EXERCISE DESCRIPTION.
Lines from the entries below that hold "odio" form the answer; copy all of them.

(Stored items from a collection)
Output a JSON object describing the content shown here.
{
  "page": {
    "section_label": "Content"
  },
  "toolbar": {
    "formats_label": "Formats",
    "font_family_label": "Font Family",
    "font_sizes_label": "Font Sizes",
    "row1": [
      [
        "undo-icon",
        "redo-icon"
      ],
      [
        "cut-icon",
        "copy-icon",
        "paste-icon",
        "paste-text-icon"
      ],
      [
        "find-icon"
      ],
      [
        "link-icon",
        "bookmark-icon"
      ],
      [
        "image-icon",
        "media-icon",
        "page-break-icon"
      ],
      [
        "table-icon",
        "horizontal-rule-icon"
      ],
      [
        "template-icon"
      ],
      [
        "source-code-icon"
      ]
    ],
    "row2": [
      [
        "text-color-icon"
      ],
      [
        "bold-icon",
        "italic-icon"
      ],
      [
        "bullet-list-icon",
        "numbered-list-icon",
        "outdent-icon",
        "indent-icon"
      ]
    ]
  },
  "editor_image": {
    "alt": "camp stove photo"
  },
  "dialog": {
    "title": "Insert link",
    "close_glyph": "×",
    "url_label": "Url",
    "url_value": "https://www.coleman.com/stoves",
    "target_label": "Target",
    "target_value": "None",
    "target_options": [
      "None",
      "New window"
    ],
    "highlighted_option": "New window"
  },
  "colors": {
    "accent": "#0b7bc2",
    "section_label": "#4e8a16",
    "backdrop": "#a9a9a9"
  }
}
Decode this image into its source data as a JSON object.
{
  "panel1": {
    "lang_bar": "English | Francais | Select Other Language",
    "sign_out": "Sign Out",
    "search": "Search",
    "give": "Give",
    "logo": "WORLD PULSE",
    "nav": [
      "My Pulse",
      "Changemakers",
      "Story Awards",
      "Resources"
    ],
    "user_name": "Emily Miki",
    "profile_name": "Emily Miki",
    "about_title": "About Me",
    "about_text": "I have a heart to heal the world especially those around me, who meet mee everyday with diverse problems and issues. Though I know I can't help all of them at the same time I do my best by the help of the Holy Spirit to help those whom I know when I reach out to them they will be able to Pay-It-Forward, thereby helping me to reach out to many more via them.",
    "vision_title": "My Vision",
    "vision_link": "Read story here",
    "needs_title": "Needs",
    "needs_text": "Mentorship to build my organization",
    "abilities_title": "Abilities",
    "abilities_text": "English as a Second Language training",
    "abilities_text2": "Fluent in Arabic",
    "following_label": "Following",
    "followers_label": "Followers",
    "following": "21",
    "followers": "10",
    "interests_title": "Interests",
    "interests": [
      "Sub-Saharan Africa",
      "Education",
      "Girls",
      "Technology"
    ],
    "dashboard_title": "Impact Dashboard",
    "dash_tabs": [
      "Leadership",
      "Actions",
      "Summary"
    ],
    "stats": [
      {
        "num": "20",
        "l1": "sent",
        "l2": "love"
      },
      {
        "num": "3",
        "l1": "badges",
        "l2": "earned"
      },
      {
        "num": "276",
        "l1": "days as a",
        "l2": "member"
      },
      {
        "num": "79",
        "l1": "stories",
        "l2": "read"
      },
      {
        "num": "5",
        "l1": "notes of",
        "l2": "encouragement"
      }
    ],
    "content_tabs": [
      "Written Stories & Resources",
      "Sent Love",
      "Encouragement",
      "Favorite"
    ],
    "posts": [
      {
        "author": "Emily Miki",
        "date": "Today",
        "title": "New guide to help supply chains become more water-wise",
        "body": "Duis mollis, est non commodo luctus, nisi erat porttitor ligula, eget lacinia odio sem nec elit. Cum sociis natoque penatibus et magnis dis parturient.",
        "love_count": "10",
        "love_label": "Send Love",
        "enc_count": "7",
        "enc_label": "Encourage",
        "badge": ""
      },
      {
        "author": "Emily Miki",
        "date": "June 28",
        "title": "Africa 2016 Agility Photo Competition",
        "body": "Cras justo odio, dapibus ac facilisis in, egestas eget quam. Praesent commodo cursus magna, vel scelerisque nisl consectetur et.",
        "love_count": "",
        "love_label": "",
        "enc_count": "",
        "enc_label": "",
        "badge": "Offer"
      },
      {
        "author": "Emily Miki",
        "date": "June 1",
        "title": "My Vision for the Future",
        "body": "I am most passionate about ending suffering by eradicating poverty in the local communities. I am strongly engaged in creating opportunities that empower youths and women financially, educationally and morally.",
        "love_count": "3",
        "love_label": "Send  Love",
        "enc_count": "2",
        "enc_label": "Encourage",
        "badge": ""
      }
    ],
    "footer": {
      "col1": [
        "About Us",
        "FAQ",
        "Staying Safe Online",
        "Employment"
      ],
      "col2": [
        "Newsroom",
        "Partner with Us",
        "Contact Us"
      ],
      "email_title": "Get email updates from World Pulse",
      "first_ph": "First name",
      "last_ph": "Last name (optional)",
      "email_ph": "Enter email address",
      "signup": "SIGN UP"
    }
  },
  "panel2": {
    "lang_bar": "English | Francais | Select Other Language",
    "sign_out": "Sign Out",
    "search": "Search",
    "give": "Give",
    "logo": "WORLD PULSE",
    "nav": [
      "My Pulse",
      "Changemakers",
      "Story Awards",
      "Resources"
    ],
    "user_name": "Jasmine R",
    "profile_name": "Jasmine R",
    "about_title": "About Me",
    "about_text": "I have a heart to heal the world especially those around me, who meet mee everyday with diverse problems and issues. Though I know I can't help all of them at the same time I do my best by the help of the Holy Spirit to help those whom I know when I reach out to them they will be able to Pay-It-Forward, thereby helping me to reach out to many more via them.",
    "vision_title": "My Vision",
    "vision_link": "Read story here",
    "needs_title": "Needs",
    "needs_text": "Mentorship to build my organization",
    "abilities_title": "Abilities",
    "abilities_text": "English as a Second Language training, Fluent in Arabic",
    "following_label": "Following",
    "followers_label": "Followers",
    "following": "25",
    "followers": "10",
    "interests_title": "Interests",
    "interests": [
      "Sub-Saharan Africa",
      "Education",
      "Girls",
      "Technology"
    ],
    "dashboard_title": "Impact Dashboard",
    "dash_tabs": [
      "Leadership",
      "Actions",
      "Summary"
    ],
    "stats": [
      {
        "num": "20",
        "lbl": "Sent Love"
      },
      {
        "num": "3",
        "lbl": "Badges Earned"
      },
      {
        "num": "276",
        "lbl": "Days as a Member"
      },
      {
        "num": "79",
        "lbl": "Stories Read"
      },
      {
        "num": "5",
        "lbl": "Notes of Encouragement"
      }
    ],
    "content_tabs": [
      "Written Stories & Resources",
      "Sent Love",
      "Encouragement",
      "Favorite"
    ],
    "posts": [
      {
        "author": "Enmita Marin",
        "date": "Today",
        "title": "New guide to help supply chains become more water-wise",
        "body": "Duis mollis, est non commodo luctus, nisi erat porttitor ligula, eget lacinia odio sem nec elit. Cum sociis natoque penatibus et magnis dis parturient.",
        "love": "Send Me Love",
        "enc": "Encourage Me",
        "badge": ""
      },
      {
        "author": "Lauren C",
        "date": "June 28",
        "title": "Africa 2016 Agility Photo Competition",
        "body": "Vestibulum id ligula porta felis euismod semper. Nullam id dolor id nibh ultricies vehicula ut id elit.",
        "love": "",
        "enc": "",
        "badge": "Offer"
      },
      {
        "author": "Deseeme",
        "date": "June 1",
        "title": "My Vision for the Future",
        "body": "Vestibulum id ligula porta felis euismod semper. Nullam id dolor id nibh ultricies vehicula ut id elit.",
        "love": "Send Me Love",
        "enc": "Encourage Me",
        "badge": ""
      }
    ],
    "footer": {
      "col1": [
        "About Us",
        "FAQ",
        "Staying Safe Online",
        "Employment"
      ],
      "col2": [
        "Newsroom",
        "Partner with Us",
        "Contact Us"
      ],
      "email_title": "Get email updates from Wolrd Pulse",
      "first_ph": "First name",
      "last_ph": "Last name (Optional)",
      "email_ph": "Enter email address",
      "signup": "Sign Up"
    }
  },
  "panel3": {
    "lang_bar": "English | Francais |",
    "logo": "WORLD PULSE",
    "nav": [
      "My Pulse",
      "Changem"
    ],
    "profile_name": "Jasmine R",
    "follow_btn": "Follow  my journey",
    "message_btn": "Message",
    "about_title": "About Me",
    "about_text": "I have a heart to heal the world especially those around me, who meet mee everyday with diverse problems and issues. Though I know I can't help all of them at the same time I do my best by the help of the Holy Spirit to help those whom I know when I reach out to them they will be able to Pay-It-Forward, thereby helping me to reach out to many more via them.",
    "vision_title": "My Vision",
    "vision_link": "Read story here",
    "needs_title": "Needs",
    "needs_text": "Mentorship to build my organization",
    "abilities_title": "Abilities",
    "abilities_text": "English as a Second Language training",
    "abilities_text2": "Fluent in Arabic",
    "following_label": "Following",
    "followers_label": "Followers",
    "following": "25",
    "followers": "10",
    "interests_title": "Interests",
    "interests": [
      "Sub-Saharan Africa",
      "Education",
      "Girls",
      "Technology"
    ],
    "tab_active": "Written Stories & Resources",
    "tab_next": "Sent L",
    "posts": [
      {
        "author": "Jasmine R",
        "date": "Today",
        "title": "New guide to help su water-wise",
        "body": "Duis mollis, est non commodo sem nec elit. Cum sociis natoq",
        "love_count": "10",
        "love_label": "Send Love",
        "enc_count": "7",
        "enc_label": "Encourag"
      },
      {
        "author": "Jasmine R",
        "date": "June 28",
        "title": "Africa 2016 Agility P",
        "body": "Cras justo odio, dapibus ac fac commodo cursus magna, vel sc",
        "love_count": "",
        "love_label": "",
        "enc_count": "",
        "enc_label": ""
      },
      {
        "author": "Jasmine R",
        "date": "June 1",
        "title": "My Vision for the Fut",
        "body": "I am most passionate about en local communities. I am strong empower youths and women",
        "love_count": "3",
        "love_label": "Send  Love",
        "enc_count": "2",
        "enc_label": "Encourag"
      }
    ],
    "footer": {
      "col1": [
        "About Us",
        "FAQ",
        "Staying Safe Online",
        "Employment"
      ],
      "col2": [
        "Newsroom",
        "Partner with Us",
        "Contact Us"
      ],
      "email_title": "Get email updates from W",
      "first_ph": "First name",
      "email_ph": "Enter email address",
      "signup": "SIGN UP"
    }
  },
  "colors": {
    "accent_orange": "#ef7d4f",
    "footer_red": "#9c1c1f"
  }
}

EXERCISE RESULT.
        "body": "Duis mollis, est non commodo luctus, nisi erat porttitor ligula, eget lacinia odio sem nec elit. Cum sociis natoque penatibus et magnis dis parturient.",
        "body": "Cras justo odio, dapibus ac facilisis in, egestas eget quam. Praesent commodo cursus magna, vel scelerisque nisl consectetur et.",
        "body": "Duis mollis, est non commodo luctus, nisi erat porttitor ligula, eget lacinia odio sem nec elit. Cum sociis natoque penatibus et magnis dis parturient.",
        "body": "Cras justo odio, dapibus ac fac commodo cursus magna, vel sc",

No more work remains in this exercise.